> [Your task]:
Copy out each line below in which the string "добавления" appears.

━━━━━━━━━━━━━━━━

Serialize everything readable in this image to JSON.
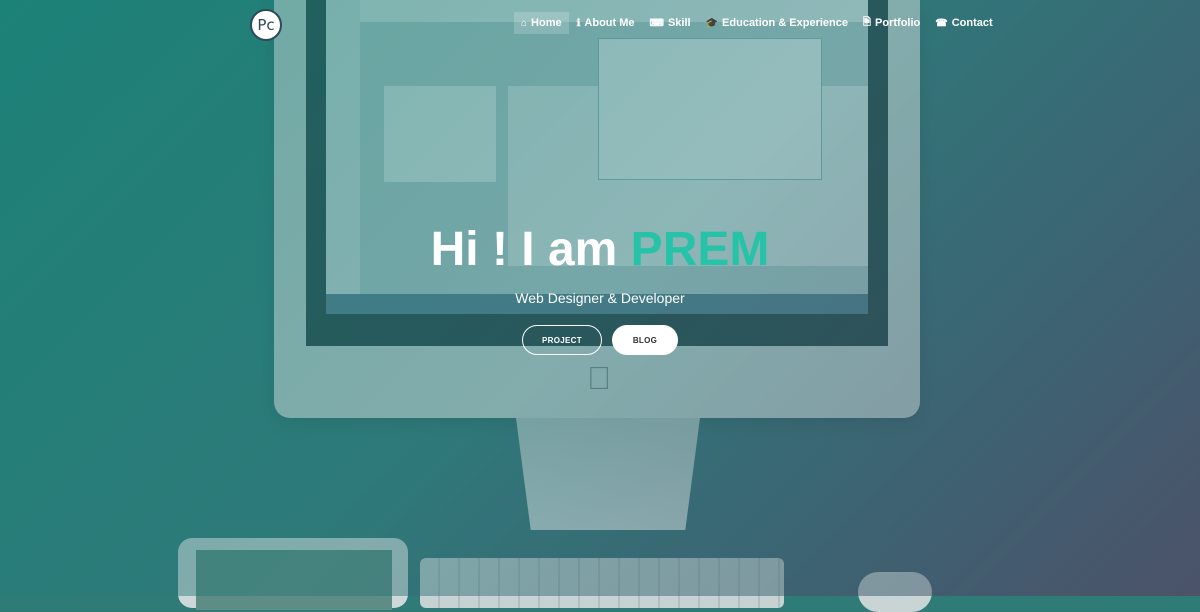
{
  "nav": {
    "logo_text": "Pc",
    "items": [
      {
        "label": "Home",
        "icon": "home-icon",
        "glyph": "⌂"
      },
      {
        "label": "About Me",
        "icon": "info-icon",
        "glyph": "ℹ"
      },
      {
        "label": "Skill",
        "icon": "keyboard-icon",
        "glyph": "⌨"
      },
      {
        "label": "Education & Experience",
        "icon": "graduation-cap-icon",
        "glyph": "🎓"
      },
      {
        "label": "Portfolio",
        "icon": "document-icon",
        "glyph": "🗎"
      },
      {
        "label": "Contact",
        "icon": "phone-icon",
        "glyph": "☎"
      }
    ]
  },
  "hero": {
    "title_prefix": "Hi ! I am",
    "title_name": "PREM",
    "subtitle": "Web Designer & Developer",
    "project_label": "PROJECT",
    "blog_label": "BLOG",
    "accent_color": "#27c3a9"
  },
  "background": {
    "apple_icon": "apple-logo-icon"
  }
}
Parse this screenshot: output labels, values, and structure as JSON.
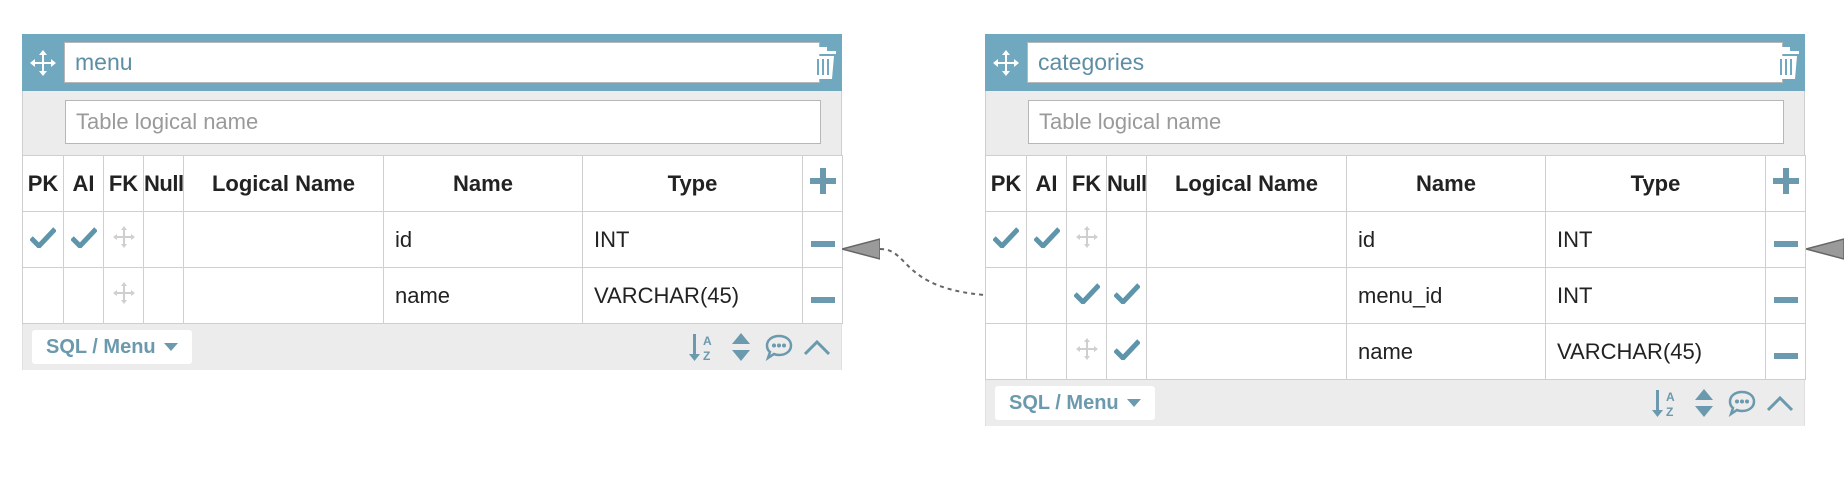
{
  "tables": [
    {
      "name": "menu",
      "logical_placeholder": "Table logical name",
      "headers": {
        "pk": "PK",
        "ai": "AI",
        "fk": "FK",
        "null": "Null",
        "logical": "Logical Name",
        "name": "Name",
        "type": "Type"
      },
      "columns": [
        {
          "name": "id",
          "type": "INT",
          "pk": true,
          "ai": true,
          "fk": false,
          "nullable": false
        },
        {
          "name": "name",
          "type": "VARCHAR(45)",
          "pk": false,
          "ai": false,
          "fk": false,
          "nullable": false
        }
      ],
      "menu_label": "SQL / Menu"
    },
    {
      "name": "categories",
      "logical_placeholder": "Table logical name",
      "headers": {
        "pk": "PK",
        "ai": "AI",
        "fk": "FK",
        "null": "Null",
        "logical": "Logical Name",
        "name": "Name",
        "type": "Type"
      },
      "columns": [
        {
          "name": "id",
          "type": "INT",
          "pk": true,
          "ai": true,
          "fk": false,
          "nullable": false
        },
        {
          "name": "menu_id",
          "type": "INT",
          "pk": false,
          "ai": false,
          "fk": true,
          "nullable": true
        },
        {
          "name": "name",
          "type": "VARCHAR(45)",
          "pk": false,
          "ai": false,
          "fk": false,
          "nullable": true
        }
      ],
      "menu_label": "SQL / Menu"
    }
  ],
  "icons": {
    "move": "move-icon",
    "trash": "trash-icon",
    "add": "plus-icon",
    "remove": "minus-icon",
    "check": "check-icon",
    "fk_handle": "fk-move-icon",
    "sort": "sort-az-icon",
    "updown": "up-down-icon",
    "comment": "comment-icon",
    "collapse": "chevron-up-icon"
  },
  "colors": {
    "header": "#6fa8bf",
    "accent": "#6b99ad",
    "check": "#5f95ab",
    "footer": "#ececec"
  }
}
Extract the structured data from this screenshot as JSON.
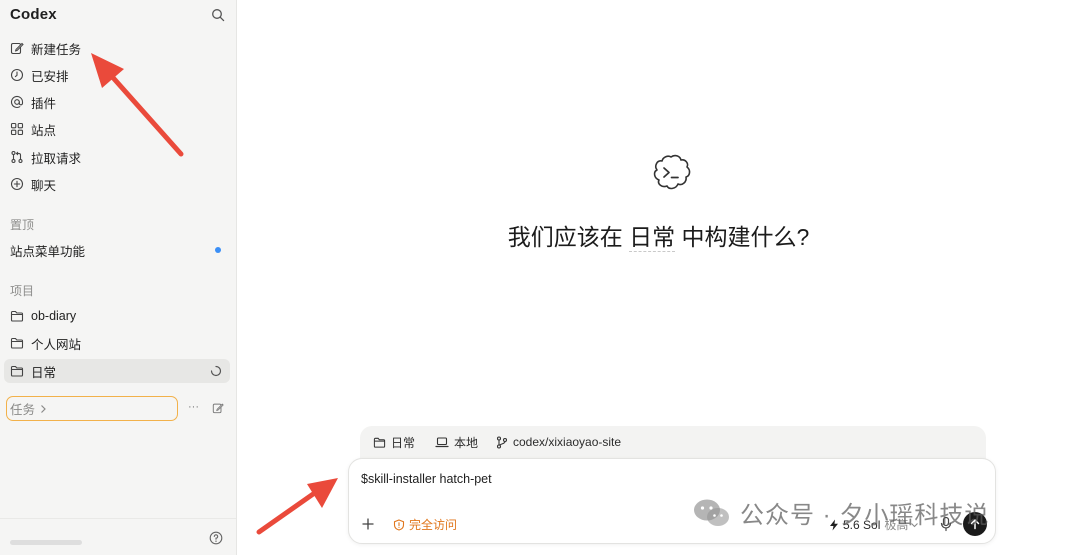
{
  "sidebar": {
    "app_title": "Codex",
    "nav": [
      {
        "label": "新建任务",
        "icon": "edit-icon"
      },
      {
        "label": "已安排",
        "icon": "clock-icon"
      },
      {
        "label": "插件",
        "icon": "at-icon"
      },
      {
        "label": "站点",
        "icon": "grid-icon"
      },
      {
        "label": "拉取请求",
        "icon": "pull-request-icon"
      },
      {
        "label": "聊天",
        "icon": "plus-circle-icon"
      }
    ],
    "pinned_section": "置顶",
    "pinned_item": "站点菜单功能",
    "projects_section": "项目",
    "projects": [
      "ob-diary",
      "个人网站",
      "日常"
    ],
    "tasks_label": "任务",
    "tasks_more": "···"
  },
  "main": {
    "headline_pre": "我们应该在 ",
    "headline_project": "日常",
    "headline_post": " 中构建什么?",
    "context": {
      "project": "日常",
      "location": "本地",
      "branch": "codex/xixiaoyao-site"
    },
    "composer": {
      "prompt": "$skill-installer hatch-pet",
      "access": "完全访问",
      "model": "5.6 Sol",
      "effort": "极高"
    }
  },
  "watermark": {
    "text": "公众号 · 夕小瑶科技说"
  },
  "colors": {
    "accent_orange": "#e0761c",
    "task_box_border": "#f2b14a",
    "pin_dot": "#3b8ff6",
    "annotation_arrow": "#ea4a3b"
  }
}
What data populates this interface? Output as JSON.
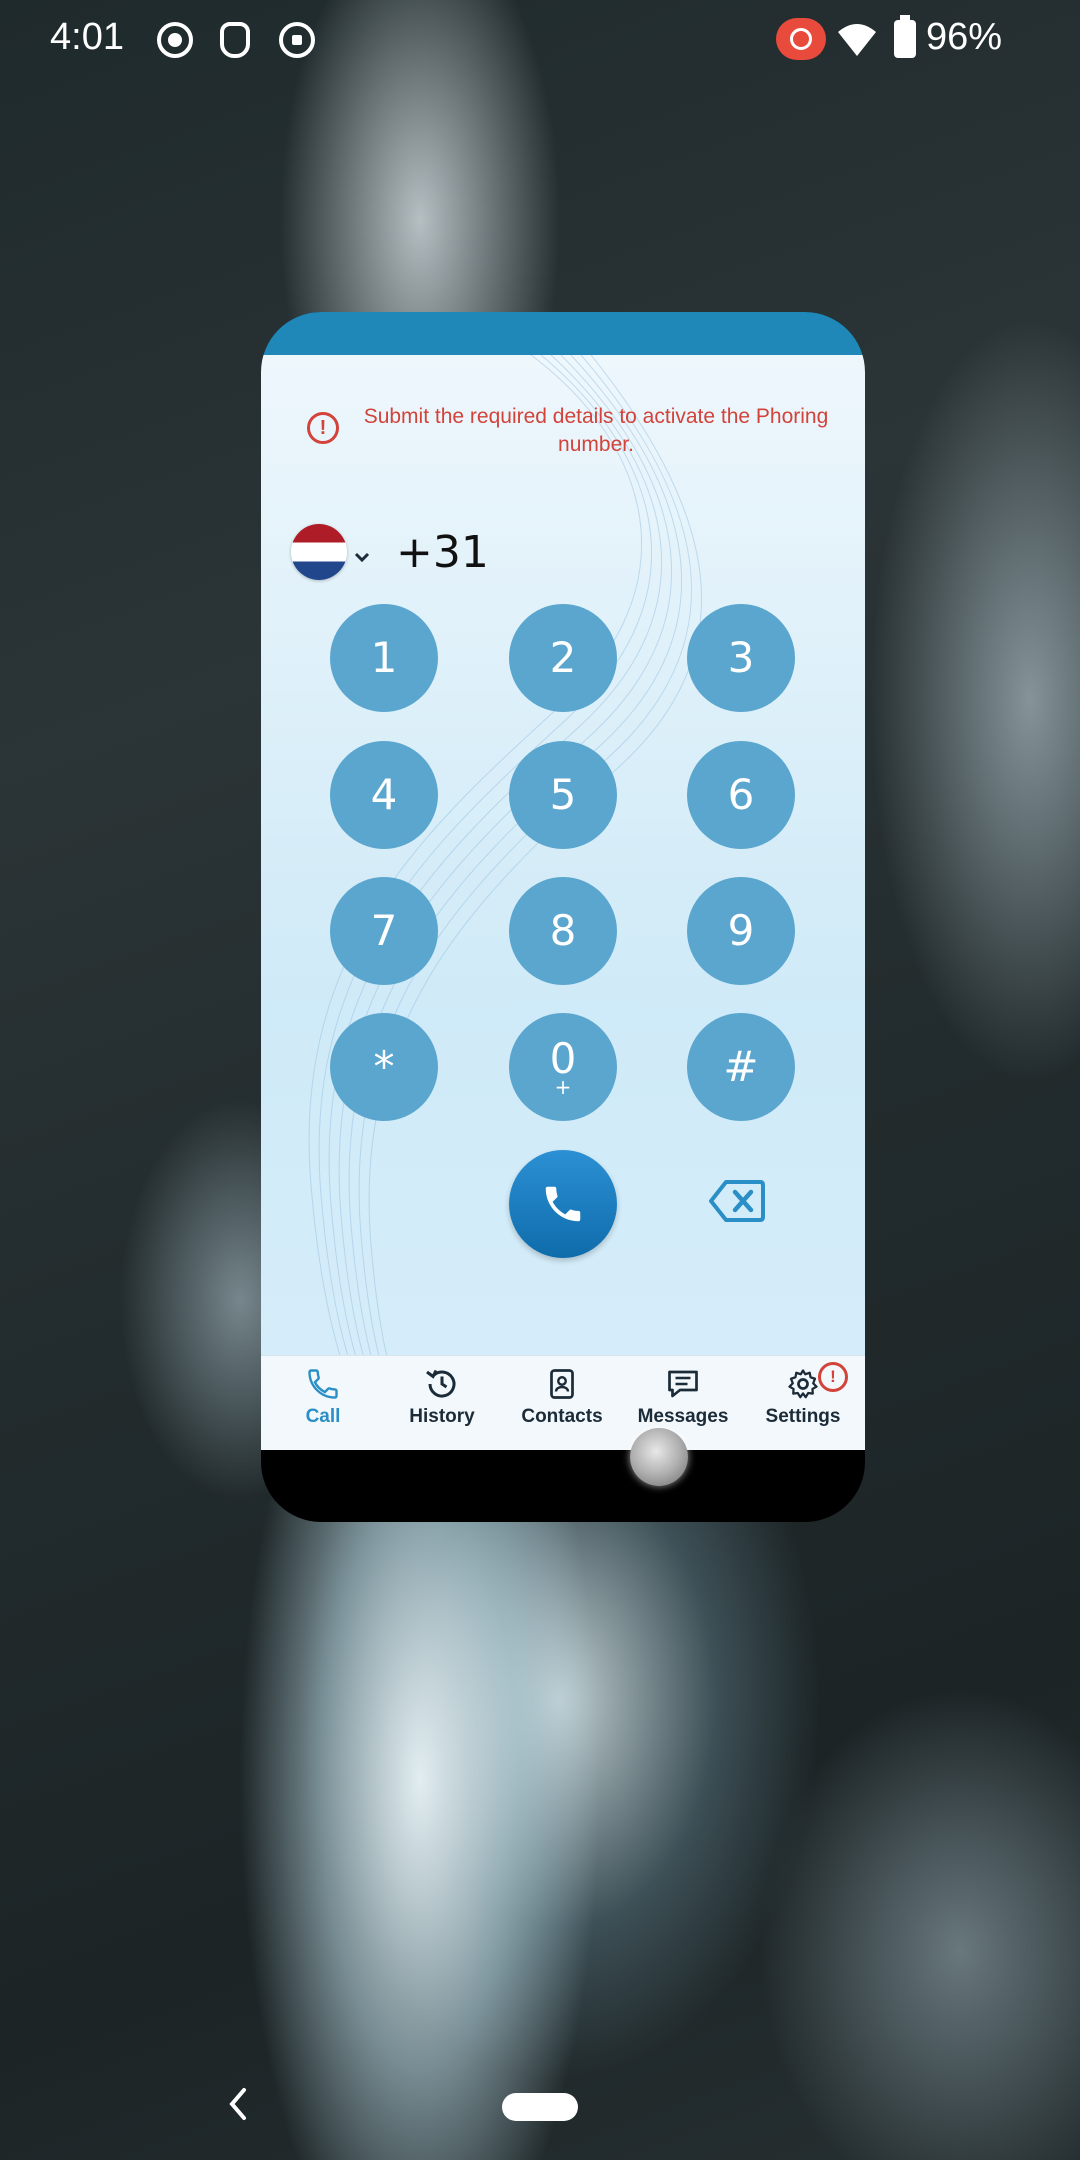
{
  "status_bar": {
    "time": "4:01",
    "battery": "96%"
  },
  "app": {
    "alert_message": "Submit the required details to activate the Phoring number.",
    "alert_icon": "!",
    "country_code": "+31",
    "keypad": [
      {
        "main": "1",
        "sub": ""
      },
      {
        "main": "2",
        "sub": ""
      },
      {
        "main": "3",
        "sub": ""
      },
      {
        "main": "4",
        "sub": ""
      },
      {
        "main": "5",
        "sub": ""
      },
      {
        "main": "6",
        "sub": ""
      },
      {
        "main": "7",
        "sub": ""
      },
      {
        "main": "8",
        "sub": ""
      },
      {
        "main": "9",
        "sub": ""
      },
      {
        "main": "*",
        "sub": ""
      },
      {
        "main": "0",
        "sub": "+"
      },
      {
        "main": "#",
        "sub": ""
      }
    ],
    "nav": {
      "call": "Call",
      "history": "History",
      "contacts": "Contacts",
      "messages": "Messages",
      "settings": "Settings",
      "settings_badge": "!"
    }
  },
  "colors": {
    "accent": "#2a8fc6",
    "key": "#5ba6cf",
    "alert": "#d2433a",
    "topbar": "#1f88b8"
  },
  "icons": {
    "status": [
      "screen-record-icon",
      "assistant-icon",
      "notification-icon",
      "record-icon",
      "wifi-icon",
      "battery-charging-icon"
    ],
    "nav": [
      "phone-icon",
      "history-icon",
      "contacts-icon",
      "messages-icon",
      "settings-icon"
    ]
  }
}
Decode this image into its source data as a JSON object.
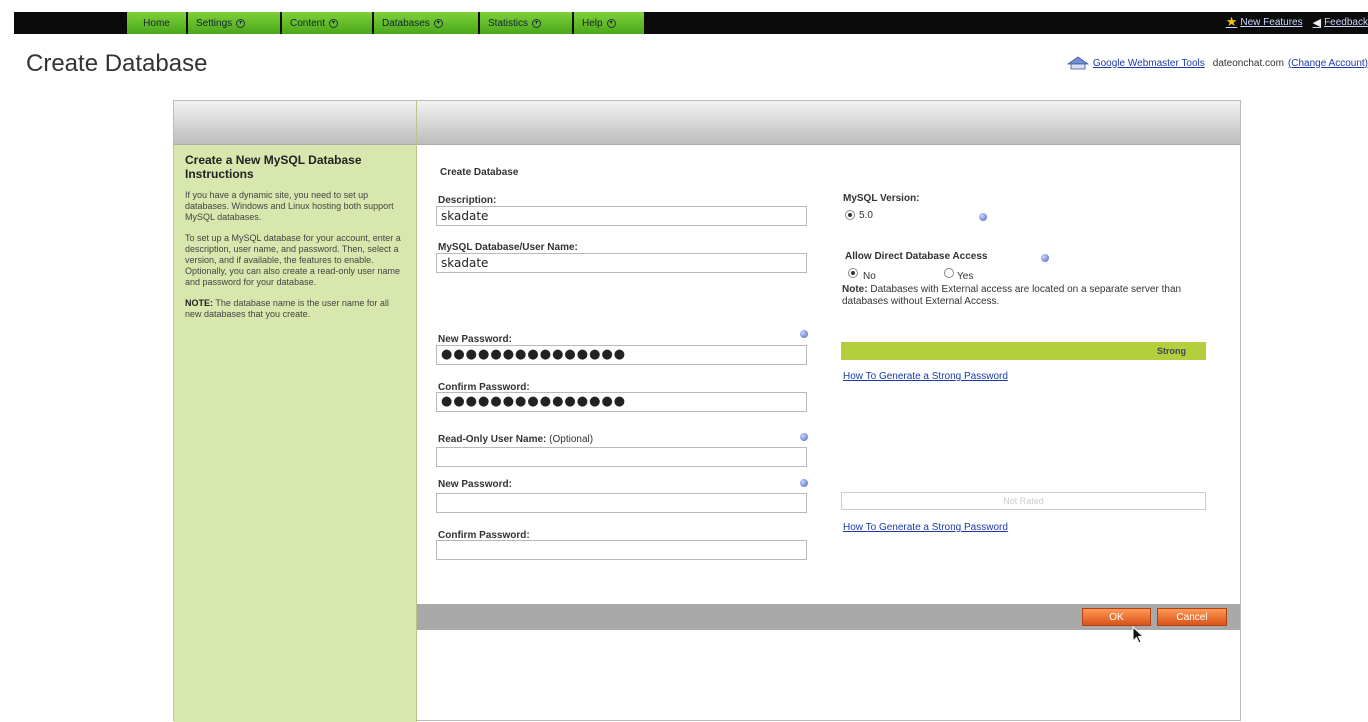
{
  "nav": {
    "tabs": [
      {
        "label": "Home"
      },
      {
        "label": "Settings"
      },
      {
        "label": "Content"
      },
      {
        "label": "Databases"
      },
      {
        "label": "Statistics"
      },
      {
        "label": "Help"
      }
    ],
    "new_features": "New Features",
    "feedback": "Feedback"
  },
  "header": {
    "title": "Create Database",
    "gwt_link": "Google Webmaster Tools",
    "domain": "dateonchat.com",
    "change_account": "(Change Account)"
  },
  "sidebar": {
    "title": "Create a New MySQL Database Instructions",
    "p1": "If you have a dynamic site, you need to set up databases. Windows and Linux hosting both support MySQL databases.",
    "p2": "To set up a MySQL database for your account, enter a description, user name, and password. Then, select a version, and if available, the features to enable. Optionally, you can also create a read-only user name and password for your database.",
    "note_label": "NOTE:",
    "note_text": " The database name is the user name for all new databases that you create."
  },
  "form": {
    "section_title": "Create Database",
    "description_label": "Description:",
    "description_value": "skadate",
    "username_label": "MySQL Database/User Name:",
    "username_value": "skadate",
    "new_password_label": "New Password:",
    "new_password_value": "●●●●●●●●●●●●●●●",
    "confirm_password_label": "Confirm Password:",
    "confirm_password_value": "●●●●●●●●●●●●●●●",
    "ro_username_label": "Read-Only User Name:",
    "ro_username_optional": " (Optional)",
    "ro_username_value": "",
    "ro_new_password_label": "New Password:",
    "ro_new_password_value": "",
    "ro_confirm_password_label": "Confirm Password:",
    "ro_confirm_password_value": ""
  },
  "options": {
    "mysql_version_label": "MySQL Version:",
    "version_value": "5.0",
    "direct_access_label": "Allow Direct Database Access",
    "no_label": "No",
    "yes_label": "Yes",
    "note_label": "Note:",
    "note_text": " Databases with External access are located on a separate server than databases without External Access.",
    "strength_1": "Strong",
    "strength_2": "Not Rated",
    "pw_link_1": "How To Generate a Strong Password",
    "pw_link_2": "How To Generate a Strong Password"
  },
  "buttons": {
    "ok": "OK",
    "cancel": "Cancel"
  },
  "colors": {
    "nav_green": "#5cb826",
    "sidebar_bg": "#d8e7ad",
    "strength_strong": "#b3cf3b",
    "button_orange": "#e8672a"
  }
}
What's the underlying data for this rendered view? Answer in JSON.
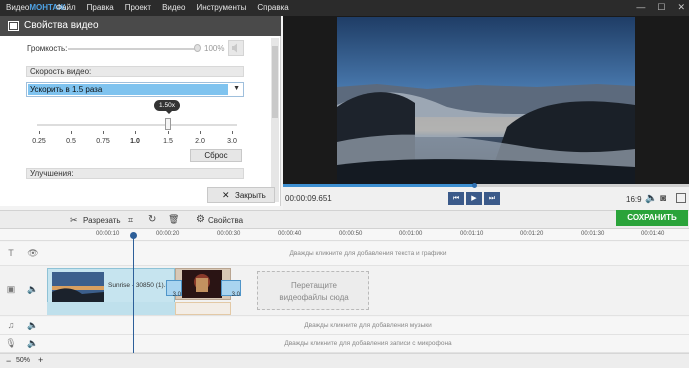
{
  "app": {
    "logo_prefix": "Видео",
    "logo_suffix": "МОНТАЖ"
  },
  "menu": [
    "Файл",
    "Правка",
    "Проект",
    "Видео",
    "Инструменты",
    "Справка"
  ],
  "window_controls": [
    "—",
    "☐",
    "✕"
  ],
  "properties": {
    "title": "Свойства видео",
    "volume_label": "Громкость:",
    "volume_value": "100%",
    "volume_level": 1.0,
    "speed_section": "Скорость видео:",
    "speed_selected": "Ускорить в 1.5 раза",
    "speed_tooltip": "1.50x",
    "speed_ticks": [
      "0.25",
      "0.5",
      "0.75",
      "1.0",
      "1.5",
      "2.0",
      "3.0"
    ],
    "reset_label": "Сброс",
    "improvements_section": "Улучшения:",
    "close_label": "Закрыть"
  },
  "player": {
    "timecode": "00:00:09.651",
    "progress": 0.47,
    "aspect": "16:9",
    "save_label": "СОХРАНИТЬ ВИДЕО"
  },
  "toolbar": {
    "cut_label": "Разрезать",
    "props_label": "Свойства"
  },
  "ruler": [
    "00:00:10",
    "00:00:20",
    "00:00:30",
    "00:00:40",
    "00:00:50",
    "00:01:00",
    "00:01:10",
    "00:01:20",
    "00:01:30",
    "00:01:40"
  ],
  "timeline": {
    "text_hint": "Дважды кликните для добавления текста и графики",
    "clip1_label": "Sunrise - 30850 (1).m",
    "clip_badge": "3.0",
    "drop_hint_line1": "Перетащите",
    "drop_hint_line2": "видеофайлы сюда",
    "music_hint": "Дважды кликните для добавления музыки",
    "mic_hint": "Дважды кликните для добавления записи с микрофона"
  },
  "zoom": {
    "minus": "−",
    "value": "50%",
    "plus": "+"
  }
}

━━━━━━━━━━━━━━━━

> [Output of the task]:
    "text_hint": "Дважды кликните для добавления текста и графики",
    "music_hint": "Дважды кликните для добавления музыки",
    "mic_hint": "Дважды кликните для добавления записи с микрофона"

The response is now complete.